    • 11 Muslims and Copts
      (pp. 165-216)

      I have a friend I met fifty years ago when he came to London to enter the same college I was studying in. We were later work colleagues and he became one of my dearest friends. Since I first met him I never noticed that the fact that his religion was different from mine had any effect on the way he behaved toward me or toward our mutual friends who were Muslims, or on the way I behaved toward him. We saw the religious difference between us in the same way as we might see a difference in height, for...

  7. Part 4 Prospects for the Future

    • 12 The Economy
      (pp. 219-235)

      The following saying, which contains an important truth, is attributed to a major English economist: “If you ask five economists to say what they think about an economic problem, you’ll get six opinions.”

      Unfortunately the saying is largely correct, for two reasons in my opinion. One is that analyzing an economic problem and suggesting a remedy are closely connected in most cases with the ideological positions of the people doing the analysis and prescribing the remedy, and to their allegiances, which are affected by the class to which they belong and by their political ambitions. So the analyses and the...

    • 13 Democracy
      (pp. 236-244)

      There’s a big difference between the attitude toward democracy of the officers who took power in February 2011 and the officers who created the 1952 revolution. The gap between the two revolutions is close to sixty years and Egypt has undergone many significant changes during that period, so how could we not expect big differences between the two attitudes?

      As soon as the 1952 revolution succeeded in removing King Farouk from the throne, the party leaders who had been in and out of power before 1952 rushed to introduce themselves to the officers in the expectation that the officers would...

    • 14 Social Justice
      (pp. 245-250)

      There has been much talk of social justice in Egypt since the revolution of January 25, but unless some important things change, little can be done to bring it about.
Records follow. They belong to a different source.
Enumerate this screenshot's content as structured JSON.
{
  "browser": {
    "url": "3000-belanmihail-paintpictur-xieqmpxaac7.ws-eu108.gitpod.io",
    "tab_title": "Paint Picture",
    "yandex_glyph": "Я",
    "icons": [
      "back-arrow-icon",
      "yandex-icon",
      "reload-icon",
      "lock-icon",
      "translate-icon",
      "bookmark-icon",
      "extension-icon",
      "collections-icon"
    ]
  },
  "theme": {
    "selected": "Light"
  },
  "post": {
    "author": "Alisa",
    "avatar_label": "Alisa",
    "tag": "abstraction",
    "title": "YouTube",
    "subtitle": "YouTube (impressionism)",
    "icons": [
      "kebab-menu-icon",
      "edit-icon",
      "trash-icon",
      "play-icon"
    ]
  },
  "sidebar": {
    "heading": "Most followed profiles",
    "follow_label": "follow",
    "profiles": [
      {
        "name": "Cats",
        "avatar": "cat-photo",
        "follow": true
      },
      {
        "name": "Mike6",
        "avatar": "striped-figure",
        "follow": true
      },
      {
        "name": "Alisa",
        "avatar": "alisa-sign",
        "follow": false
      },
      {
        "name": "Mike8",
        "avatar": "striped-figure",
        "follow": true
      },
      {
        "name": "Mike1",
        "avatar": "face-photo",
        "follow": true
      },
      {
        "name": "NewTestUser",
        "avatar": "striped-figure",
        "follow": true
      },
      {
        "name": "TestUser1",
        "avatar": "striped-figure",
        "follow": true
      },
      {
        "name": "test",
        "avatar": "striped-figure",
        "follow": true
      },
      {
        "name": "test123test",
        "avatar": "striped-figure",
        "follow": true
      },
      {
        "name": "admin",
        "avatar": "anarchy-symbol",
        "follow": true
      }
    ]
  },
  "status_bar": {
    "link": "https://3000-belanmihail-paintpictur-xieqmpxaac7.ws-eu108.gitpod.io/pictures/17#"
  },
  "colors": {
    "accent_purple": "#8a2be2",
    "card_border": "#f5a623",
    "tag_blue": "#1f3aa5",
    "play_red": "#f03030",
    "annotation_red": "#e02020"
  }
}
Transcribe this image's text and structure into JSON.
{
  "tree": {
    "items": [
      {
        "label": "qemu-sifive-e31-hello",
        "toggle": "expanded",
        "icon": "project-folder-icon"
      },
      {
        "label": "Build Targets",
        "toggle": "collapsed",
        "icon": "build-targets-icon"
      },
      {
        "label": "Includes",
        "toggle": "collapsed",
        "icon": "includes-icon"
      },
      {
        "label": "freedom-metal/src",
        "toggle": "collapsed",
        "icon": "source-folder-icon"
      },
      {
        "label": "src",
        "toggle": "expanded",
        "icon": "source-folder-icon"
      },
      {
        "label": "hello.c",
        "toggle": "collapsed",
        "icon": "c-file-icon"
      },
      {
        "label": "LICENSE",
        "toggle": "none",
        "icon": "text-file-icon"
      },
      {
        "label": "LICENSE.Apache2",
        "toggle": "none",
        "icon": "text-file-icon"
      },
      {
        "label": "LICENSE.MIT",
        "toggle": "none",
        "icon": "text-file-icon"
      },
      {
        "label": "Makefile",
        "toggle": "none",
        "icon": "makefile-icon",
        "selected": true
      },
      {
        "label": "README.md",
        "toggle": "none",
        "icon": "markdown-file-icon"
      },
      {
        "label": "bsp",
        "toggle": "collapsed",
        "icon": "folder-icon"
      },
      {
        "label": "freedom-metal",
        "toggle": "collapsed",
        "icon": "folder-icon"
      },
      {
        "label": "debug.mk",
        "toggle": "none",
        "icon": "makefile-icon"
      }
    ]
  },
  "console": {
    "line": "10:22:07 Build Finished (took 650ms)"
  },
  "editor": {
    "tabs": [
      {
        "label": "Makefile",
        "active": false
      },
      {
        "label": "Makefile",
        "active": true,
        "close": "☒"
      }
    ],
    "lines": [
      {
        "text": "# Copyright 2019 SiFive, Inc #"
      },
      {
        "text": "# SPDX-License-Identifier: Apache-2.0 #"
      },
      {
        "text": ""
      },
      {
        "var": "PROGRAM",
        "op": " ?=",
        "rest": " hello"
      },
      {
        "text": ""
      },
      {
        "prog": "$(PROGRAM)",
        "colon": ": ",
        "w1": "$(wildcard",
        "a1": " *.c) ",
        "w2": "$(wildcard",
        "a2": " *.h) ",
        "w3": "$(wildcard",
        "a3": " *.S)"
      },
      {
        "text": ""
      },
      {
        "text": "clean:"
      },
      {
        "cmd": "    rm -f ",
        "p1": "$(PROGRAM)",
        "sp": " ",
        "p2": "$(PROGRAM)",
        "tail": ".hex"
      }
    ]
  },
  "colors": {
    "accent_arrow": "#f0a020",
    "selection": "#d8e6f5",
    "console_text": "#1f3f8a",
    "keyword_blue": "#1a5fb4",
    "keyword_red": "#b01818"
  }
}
      For this reason I believe that many of those who promise to bring about social justice or even to move in that direction do not really mean what they say, because most of them realize, like me, that there are important conditions for achieving social justice that have not been met, and it looks unlikely that they can be met easily. For the same reason I believe that those who...

    • 15 Dependency
      (pp. 251-255)

      What’s the use of the January revolution if it doesn’t enable us to do away with dependency? The Mubarak regime had many faults, too many to list, but certainly one of the worst, if not the very worst, was its extraordinary deference toward the U.S. administration and its constant submission to Washington and hence also to Israel.

      Yes, this dependency began in the era of Anwar al-Sadat and continued until he was killed in 1981, but Hosni Mubarak and his men did not diverge one iota from the path of subordination Sadat pioneered, whether in economic policy, policy toward the...

    • 16 A Secular State
      (pp. 256-264)

      A few weeks after the January 25 revolution we were taken by surprise by a deep, unexpected, and disturbing polarization between two groups of Egyptians. One group talked about politics, in one form or another, in terms of religion, while the other group insisted that politics and religion should be kept apart. This happened in particular on the occasion of the referendum on the constitutional amendments, when some people claimed that voting yes or no meant taking a certain position on religion, while others rejected this claim and condemned it as an unwarranted intrusion of religion into politics. Before this...

  8. Afterword: An Abortive Revolution?
    (pp. 265-284)

    When Hosni Mubarak was president of Egypt, I never, to be honest, attached any importance to his role in governing Egypt. I was very surprised by the many references in newspapers and magazines, in local and foreign commentaries, to the fact that he did this or refused to do that or that he favored a certain course of action and that his ministers and aides put it into effect or that he disliked another idea and so these ministers and aides dropped it. Yes, perhaps he did have a role in minor matters, such as sending an Egyptian ambassador to...

  9. Index
    (pp. 285-290)